• [WHAT YOU SHOULD DO] Reproduce each record verbatim, images excluded.

[Element data from apps and pages]
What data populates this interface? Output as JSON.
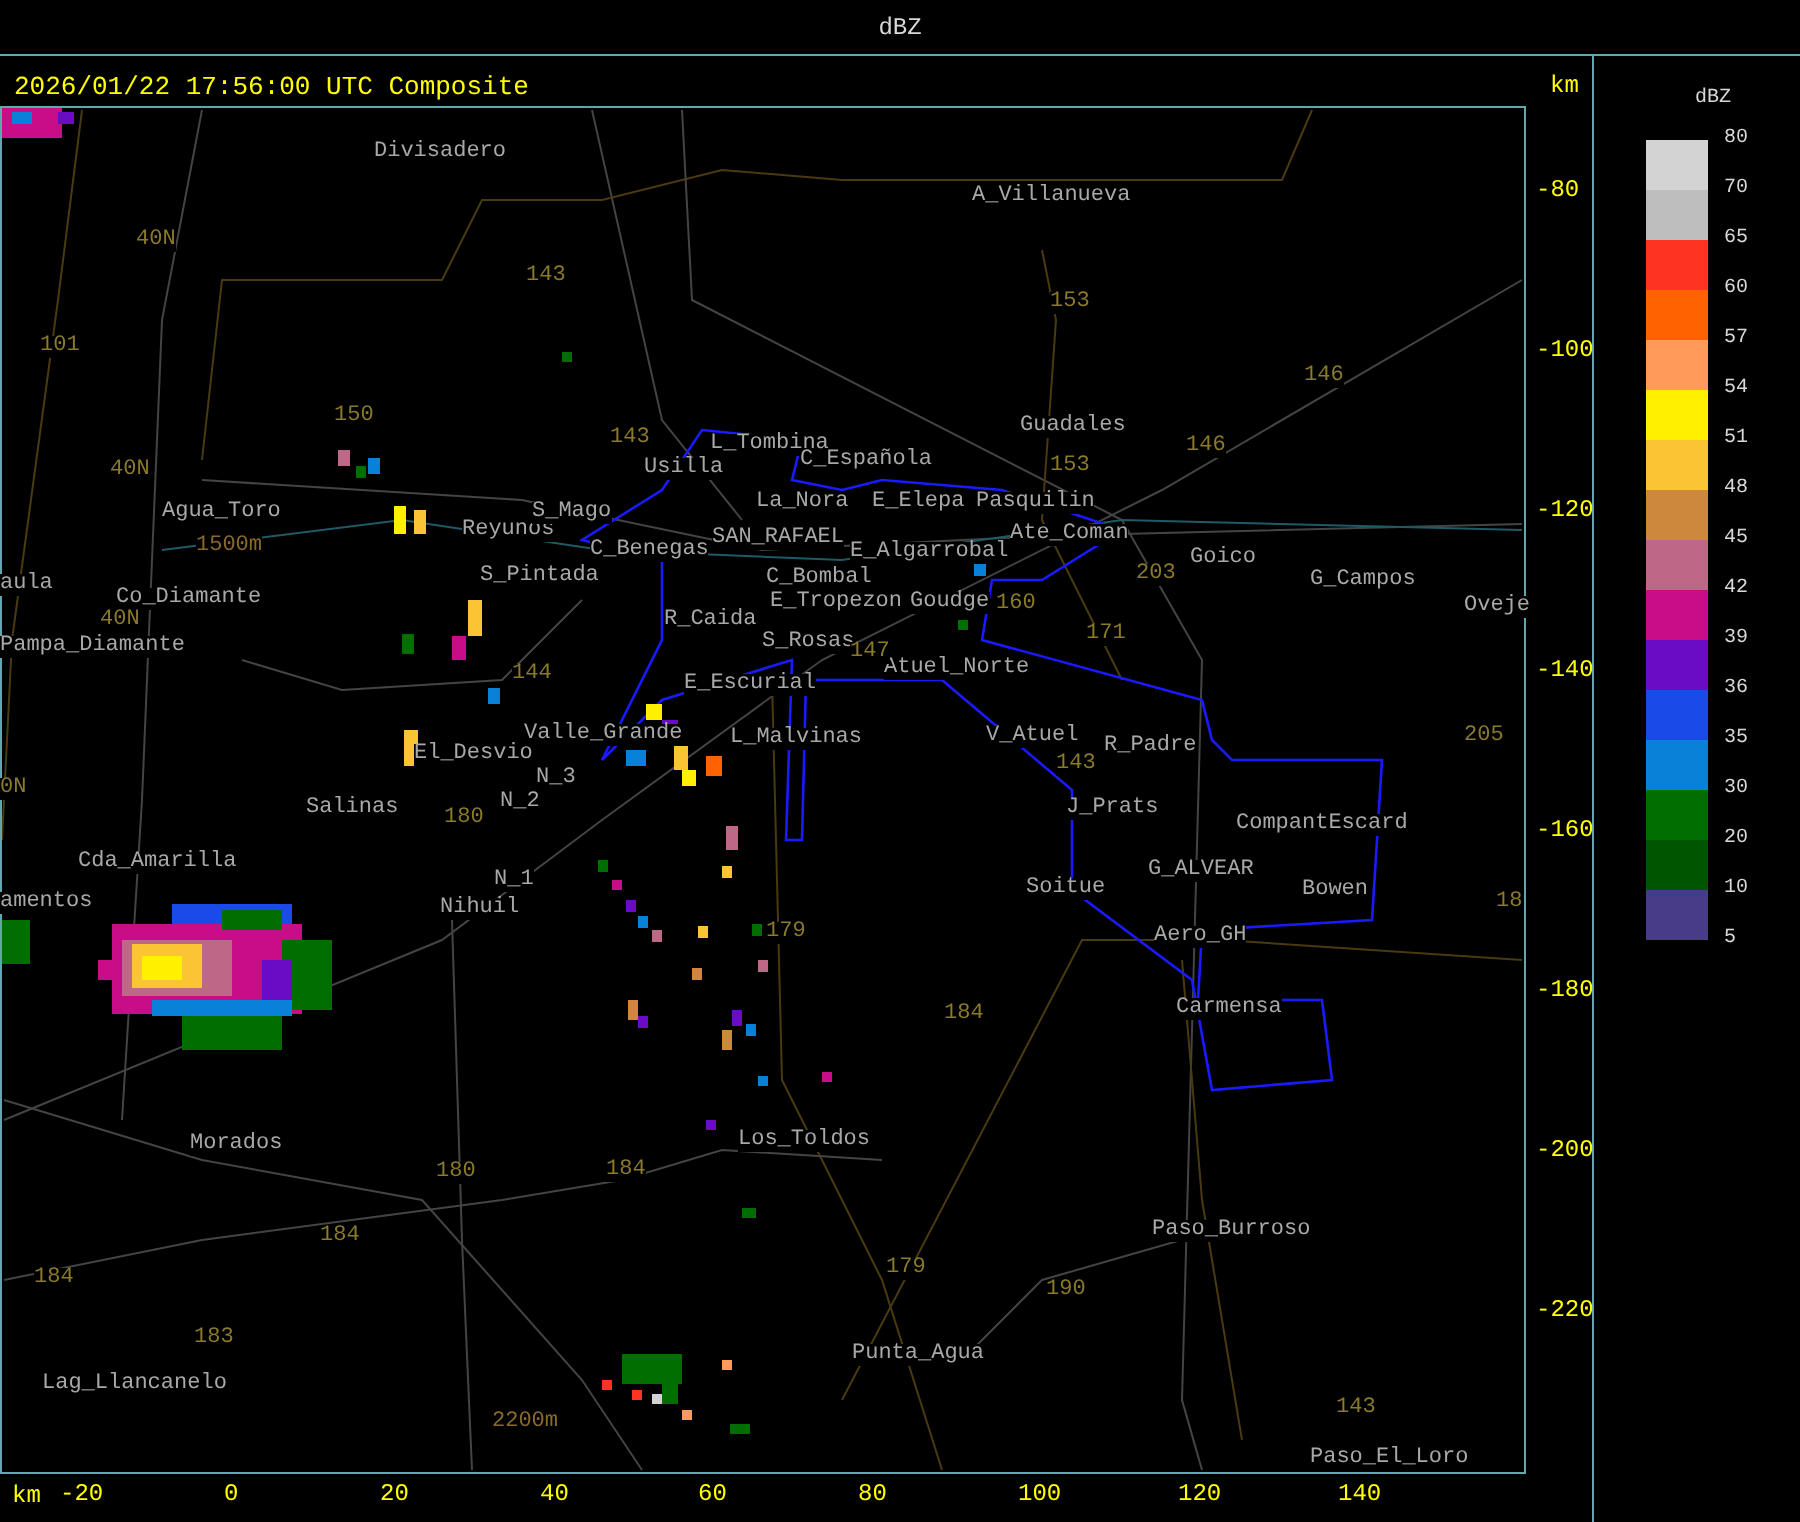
{
  "window": {
    "title": "dBZ"
  },
  "header": {
    "timestamp": "2026/01/22 17:56:00 UTC Composite"
  },
  "map": {
    "places": [
      "Divisadero",
      "A_Villanueva",
      "Guadales",
      "L_Tombina",
      "Usilla",
      "C_Española",
      "Agua_Toro",
      "Reyunos",
      "S_Mago",
      "La_Nora",
      "E_Elepa",
      "Pasquilin",
      "Ate_Coman",
      "C_Benegas",
      "SAN_RAFAEL",
      "E_Algarrobal",
      "Goico",
      "aula",
      "S_Pintada",
      "C_Bombal",
      "G_Campos",
      "Co_Diamante",
      "E_Tropezon",
      "Goudge",
      "Oveje",
      "R_Caida",
      "Pampa_Diamante",
      "S_Rosas",
      "E_Escurial",
      "Atuel_Norte",
      "Valle_Grande",
      "L_Malvinas",
      "V_Atuel",
      "R_Padre",
      "El_Desvio",
      "N_3",
      "Salinas",
      "N_2",
      "J_Prats",
      "CompantEscard",
      "Cda_Amarilla",
      "N_1",
      "G_ALVEAR",
      "Soitue",
      "Bowen",
      "amentos",
      "Nihuil",
      "Aero_GH",
      "Carmensa",
      "Los_Toldos",
      "Morados",
      "Paso_Burroso",
      "Punta_Agua",
      "Lag_Llancanelo",
      "Paso_El_Loro"
    ],
    "routes": [
      "143",
      "153",
      "146",
      "40N",
      "101",
      "150",
      "143",
      "40N",
      "153",
      "146",
      "203",
      "160",
      "171",
      "40N",
      "144",
      "147",
      "205",
      "143",
      "180",
      "0N",
      "179",
      "18",
      "184",
      "180",
      "184",
      "184",
      "184",
      "179",
      "190",
      "183",
      "143"
    ],
    "elevations": [
      "1500m",
      "2200m"
    ],
    "y_axis": {
      "unit": "km",
      "ticks": [
        "-80",
        "-100",
        "-120",
        "-140",
        "-160",
        "-180",
        "-200",
        "-220"
      ]
    },
    "x_axis": {
      "unit": "km",
      "ticks": [
        "-20",
        "0",
        "20",
        "40",
        "60",
        "80",
        "100",
        "120",
        "140"
      ]
    }
  },
  "legend": {
    "title": "dBZ",
    "items": [
      {
        "label": "80",
        "color": "#d3d3d3"
      },
      {
        "label": "70",
        "color": "#bebebe"
      },
      {
        "label": "65",
        "color": "#ff3322"
      },
      {
        "label": "60",
        "color": "#ff6200"
      },
      {
        "label": "57",
        "color": "#ff9a5a"
      },
      {
        "label": "54",
        "color": "#fff000"
      },
      {
        "label": "51",
        "color": "#fac435"
      },
      {
        "label": "48",
        "color": "#cd883b"
      },
      {
        "label": "45",
        "color": "#bc6886"
      },
      {
        "label": "42",
        "color": "#c90d89"
      },
      {
        "label": "39",
        "color": "#6a0bc5"
      },
      {
        "label": "36",
        "color": "#1a4ae8"
      },
      {
        "label": "35",
        "color": "#0882d8"
      },
      {
        "label": "30",
        "color": "#006e00"
      },
      {
        "label": "20",
        "color": "#005500"
      },
      {
        "label": "10",
        "color": "#483c88"
      }
    ],
    "min_label": "5"
  }
}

• [EXERCISE RESPONSE]
What data populates this interface? Output as JSON.
{
  "window": {
    "title": "dBZ"
  },
  "header": {
    "timestamp": "2026/01/22 17:56:00 UTC Composite"
  },
  "map": {
    "places": [
      "Divisadero",
      "A_Villanueva",
      "Guadales",
      "L_Tombina",
      "Usilla",
      "C_Española",
      "Agua_Toro",
      "Reyunos",
      "S_Mago",
      "La_Nora",
      "E_Elepa",
      "Pasquilin",
      "Ate_Coman",
      "C_Benegas",
      "SAN_RAFAEL",
      "E_Algarrobal",
      "Goico",
      "aula",
      "S_Pintada",
      "C_Bombal",
      "G_Campos",
      "Co_Diamante",
      "E_Tropezon",
      "Goudge",
      "Oveje",
      "R_Caida",
      "Pampa_Diamante",
      "S_Rosas",
      "E_Escurial",
      "Atuel_Norte",
      "Valle_Grande",
      "L_Malvinas",
      "V_Atuel",
      "R_Padre",
      "El_Desvio",
      "N_3",
      "Salinas",
      "N_2",
      "J_Prats",
      "CompantEscard",
      "Cda_Amarilla",
      "N_1",
      "G_ALVEAR",
      "Soitue",
      "Bowen",
      "amentos",
      "Nihuil",
      "Aero_GH",
      "Carmensa",
      "Los_Toldos",
      "Morados",
      "Paso_Burroso",
      "Punta_Agua",
      "Lag_Llancanelo",
      "Paso_El_Loro"
    ],
    "routes": [
      "143",
      "153",
      "146",
      "40N",
      "101",
      "150",
      "143",
      "40N",
      "153",
      "146",
      "203",
      "160",
      "171",
      "40N",
      "144",
      "147",
      "205",
      "143",
      "180",
      "0N",
      "179",
      "18",
      "184",
      "180",
      "184",
      "184",
      "184",
      "179",
      "190",
      "183",
      "143"
    ],
    "elevations": [
      "1500m",
      "2200m"
    ],
    "y_axis": {
      "unit": "km",
      "ticks": [
        "-80",
        "-100",
        "-120",
        "-140",
        "-160",
        "-180",
        "-200",
        "-220"
      ]
    },
    "x_axis": {
      "unit": "km",
      "ticks": [
        "-20",
        "0",
        "20",
        "40",
        "60",
        "80",
        "100",
        "120",
        "140"
      ]
    }
  },
  "legend": {
    "title": "dBZ",
    "items": [
      {
        "label": "80",
        "color": "#d3d3d3"
      },
      {
        "label": "70",
        "color": "#bebebe"
      },
      {
        "label": "65",
        "color": "#ff3322"
      },
      {
        "label": "60",
        "color": "#ff6200"
      },
      {
        "label": "57",
        "color": "#ff9a5a"
      },
      {
        "label": "54",
        "color": "#fff000"
      },
      {
        "label": "51",
        "color": "#fac435"
      },
      {
        "label": "48",
        "color": "#cd883b"
      },
      {
        "label": "45",
        "color": "#bc6886"
      },
      {
        "label": "42",
        "color": "#c90d89"
      },
      {
        "label": "39",
        "color": "#6a0bc5"
      },
      {
        "label": "36",
        "color": "#1a4ae8"
      },
      {
        "label": "35",
        "color": "#0882d8"
      },
      {
        "label": "30",
        "color": "#006e00"
      },
      {
        "label": "20",
        "color": "#005500"
      },
      {
        "label": "10",
        "color": "#483c88"
      }
    ],
    "min_label": "5"
  }
}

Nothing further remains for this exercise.